(Stored data entries)
********************
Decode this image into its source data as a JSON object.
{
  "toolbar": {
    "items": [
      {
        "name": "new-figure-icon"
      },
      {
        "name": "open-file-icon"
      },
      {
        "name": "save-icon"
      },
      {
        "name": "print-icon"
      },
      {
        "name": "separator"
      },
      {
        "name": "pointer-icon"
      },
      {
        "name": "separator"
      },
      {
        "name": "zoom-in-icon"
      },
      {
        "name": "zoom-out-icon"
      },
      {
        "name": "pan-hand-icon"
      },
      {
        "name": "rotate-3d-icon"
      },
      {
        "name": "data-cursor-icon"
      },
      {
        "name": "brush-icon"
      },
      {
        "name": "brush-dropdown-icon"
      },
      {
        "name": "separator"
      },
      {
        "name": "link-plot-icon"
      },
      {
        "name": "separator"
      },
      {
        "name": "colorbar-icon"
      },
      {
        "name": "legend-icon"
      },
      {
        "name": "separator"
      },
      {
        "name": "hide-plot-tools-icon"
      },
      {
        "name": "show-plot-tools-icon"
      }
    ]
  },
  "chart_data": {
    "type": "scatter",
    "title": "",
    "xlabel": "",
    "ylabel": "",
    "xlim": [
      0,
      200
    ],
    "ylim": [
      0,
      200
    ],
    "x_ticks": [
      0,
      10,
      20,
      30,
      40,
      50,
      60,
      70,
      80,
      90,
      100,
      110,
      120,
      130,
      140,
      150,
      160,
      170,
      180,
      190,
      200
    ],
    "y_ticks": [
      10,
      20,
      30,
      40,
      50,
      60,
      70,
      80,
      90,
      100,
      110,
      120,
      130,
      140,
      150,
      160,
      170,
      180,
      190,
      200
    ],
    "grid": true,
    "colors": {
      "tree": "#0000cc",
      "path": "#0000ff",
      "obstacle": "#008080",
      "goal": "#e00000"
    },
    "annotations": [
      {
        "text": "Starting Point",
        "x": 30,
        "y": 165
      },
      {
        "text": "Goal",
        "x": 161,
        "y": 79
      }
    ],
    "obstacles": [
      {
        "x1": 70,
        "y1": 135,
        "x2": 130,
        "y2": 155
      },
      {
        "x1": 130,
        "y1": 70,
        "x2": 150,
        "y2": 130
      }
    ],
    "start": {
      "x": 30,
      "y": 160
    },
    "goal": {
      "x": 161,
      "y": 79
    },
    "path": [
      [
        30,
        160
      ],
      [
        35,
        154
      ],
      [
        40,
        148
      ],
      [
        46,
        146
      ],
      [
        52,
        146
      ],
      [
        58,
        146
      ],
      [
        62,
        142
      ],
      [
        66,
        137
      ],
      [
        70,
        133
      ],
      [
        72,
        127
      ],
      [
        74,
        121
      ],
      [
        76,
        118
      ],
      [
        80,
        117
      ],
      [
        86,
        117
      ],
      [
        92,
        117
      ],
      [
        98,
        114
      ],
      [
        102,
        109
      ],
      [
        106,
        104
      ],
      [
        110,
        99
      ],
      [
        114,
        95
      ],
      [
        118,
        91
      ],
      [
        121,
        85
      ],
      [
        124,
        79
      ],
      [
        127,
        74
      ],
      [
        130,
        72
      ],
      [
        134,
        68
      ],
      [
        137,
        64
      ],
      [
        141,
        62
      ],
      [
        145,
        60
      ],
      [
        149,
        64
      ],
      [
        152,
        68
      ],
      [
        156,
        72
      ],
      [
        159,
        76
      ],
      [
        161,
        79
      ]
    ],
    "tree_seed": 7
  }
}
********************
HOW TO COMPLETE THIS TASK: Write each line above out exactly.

EXERCISE RESPONSE:
Decode this image into its source data as a JSON object.
{
  "toolbar": {
    "items": [
      {
        "name": "new-figure-icon"
      },
      {
        "name": "open-file-icon"
      },
      {
        "name": "save-icon"
      },
      {
        "name": "print-icon"
      },
      {
        "name": "separator"
      },
      {
        "name": "pointer-icon"
      },
      {
        "name": "separator"
      },
      {
        "name": "zoom-in-icon"
      },
      {
        "name": "zoom-out-icon"
      },
      {
        "name": "pan-hand-icon"
      },
      {
        "name": "rotate-3d-icon"
      },
      {
        "name": "data-cursor-icon"
      },
      {
        "name": "brush-icon"
      },
      {
        "name": "brush-dropdown-icon"
      },
      {
        "name": "separator"
      },
      {
        "name": "link-plot-icon"
      },
      {
        "name": "separator"
      },
      {
        "name": "colorbar-icon"
      },
      {
        "name": "legend-icon"
      },
      {
        "name": "separator"
      },
      {
        "name": "hide-plot-tools-icon"
      },
      {
        "name": "show-plot-tools-icon"
      }
    ]
  },
  "chart_data": {
    "type": "scatter",
    "title": "",
    "xlabel": "",
    "ylabel": "",
    "xlim": [
      0,
      200
    ],
    "ylim": [
      0,
      200
    ],
    "x_ticks": [
      0,
      10,
      20,
      30,
      40,
      50,
      60,
      70,
      80,
      90,
      100,
      110,
      120,
      130,
      140,
      150,
      160,
      170,
      180,
      190,
      200
    ],
    "y_ticks": [
      10,
      20,
      30,
      40,
      50,
      60,
      70,
      80,
      90,
      100,
      110,
      120,
      130,
      140,
      150,
      160,
      170,
      180,
      190,
      200
    ],
    "grid": true,
    "colors": {
      "tree": "#0000cc",
      "path": "#0000ff",
      "obstacle": "#008080",
      "goal": "#e00000"
    },
    "annotations": [
      {
        "text": "Starting Point",
        "x": 30,
        "y": 165
      },
      {
        "text": "Goal",
        "x": 161,
        "y": 79
      }
    ],
    "obstacles": [
      {
        "x1": 70,
        "y1": 135,
        "x2": 130,
        "y2": 155
      },
      {
        "x1": 130,
        "y1": 70,
        "x2": 150,
        "y2": 130
      }
    ],
    "start": {
      "x": 30,
      "y": 160
    },
    "goal": {
      "x": 161,
      "y": 79
    },
    "path": [
      [
        30,
        160
      ],
      [
        35,
        154
      ],
      [
        40,
        148
      ],
      [
        46,
        146
      ],
      [
        52,
        146
      ],
      [
        58,
        146
      ],
      [
        62,
        142
      ],
      [
        66,
        137
      ],
      [
        70,
        133
      ],
      [
        72,
        127
      ],
      [
        74,
        121
      ],
      [
        76,
        118
      ],
      [
        80,
        117
      ],
      [
        86,
        117
      ],
      [
        92,
        117
      ],
      [
        98,
        114
      ],
      [
        102,
        109
      ],
      [
        106,
        104
      ],
      [
        110,
        99
      ],
      [
        114,
        95
      ],
      [
        118,
        91
      ],
      [
        121,
        85
      ],
      [
        124,
        79
      ],
      [
        127,
        74
      ],
      [
        130,
        72
      ],
      [
        134,
        68
      ],
      [
        137,
        64
      ],
      [
        141,
        62
      ],
      [
        145,
        60
      ],
      [
        149,
        64
      ],
      [
        152,
        68
      ],
      [
        156,
        72
      ],
      [
        159,
        76
      ],
      [
        161,
        79
      ]
    ],
    "tree_seed": 7
  }
}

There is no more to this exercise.